Optimizing images is a no-brainer. If you upload big product images, it will just add to the size of the page and slow it down. If you are a WooCommerce store owner, you will be uploading a lot of product images. While it is important to have pictures of products from different angles, it may slow down your website if the images are not optimized. If you are using a jpeg, png, and another popular format of images, we highly recommend you reduce its size. If you run your web page on the page speed insights tool, you will see that Google is recommending webp format. While Google Pagspeed insights do give you the list of the images, you can also use a plugin to create webp files online.
There are many plugins available online to reduce the size of the image, make them lossless, and more to help you speed up your WooCommerce store.
WP Smush: WP Smush is one of the best image optimization plugins for WooCommerce store owners. You will be able to compress any images on the directory for free. However, the free option only allows you to compress 50 images at one time.
Imagify: This is a great plugin to automatically optimize your JPEG, PNG, and GIF files. You will be able to reduce the size of the images by up to 70%.
ShortPixel: ShortPixel is by far one of the most used plugins by different CMS owners to reduce the size of their products. Their image optimization technology has always been improving, and you will be able to check the examples on their website.
4. Deliver Static Resources Via CDN
CDN or content delivery network is simply a group of servers placed strategically around the world to deliver a faster connection to the users once requested. Once enabled, a CDN will cache and deliver the static resources like images, JS files, CSS files, etc. You will be surprised to know that some of the powerful CDNs can also deliver dynamic content like audio and video.

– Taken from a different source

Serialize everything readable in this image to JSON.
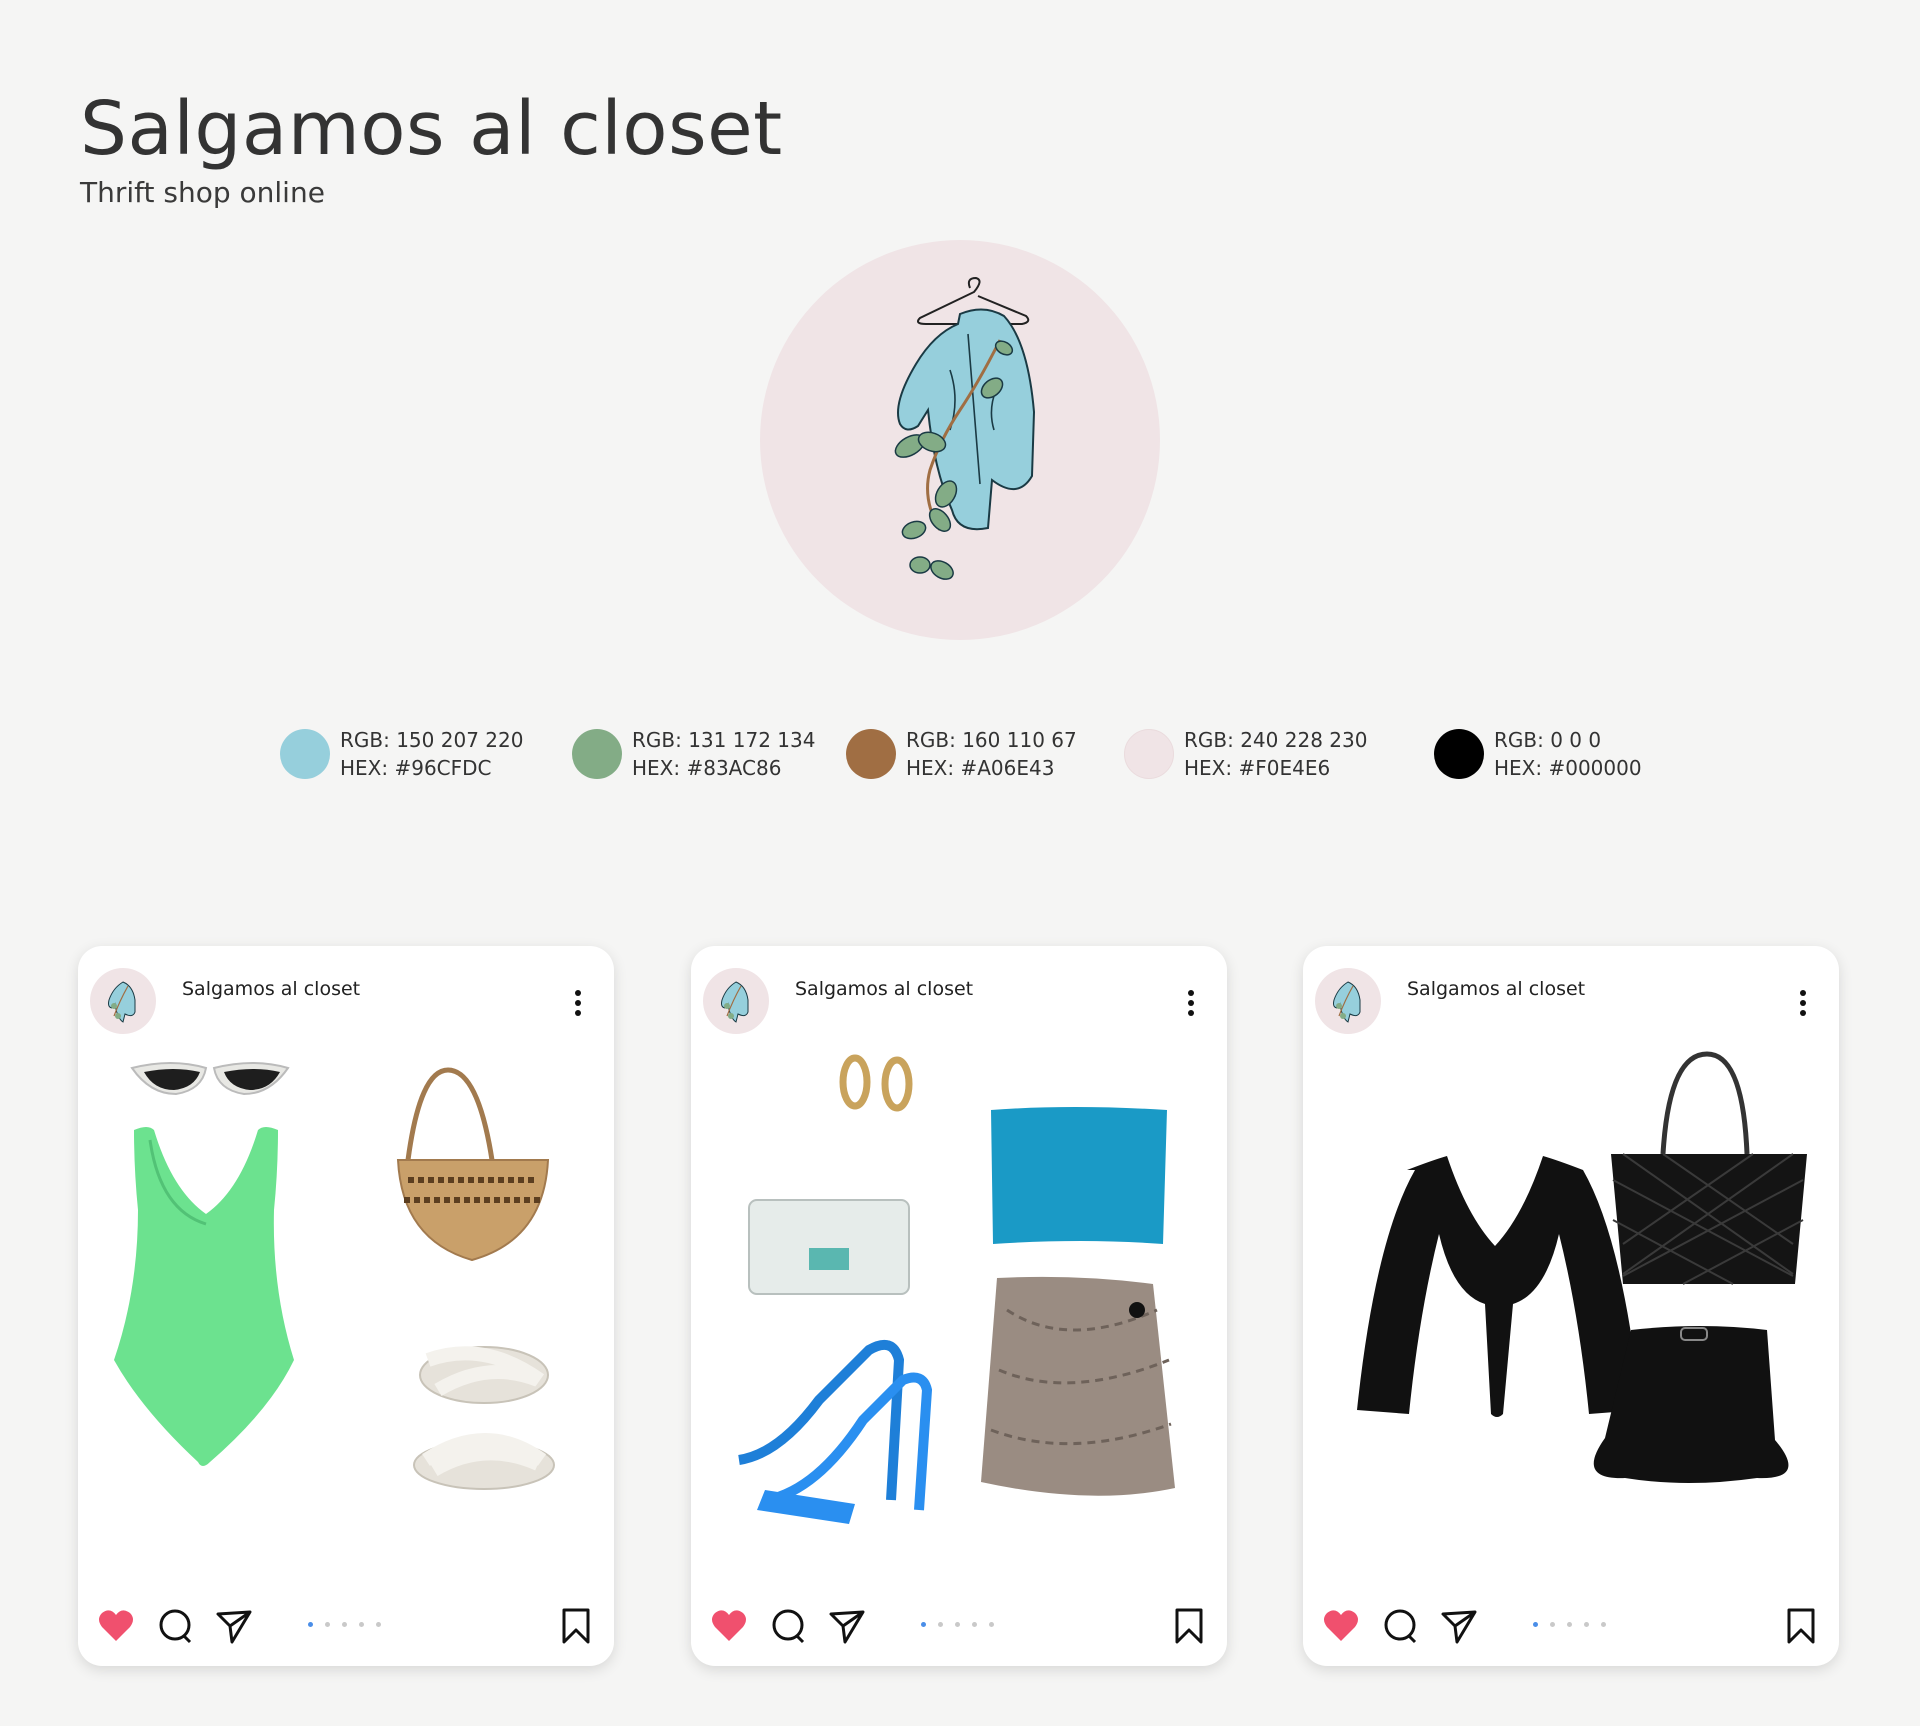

Let’s say you have a WooCommerce site that covers different places in the United States. Let’s say you don’t have a CDN enabled. In that case, the customer’s connection will travel to the only data center you are using. However, if you have CDN enabled, the data will be derived from the closest data center, making it quicker than the single data center connection.
Besides improving the speed of the WooCommerce website, a CDN service will also protect your site from malicious attacks. Also, even if your site is hosted on a high-speed server, it is still limited by its physical/geographical location. The time to first byte (TTFB) will always be higher than normal. By using a WordPress CDN, you can decrease the distance between the data center and the user.
5. Optimize Website Code
As a veteran eCommerce site webmaster, I have noticed that the number of files on most sites can be staggering. As the number of products and customer grows, the number of files also grows rapidly. And if you are implementing new features on your site, it even becomes worse. While some CMS may be able to handle this smoothly, WooCommerce struggles with it. It is imperative that the webmaster works with the developers to minimize the codes to improve the overall speed of the WooCommerce store. There are many ways one can reduce the size of the codes, and GZIP should be the first one.
Gzip Compression: Enabling Gzip compression is a no-brainer. Gzip compression reduces the size of the static resources. It will compress HTTP content before it is delivered to the client on the server-side. Usually, Gzip compresses around 80% of the file size, significantly improving the website’s speed. It is the most popular lossless data compression method that you can enable using a plugin or editing the .htaccess file.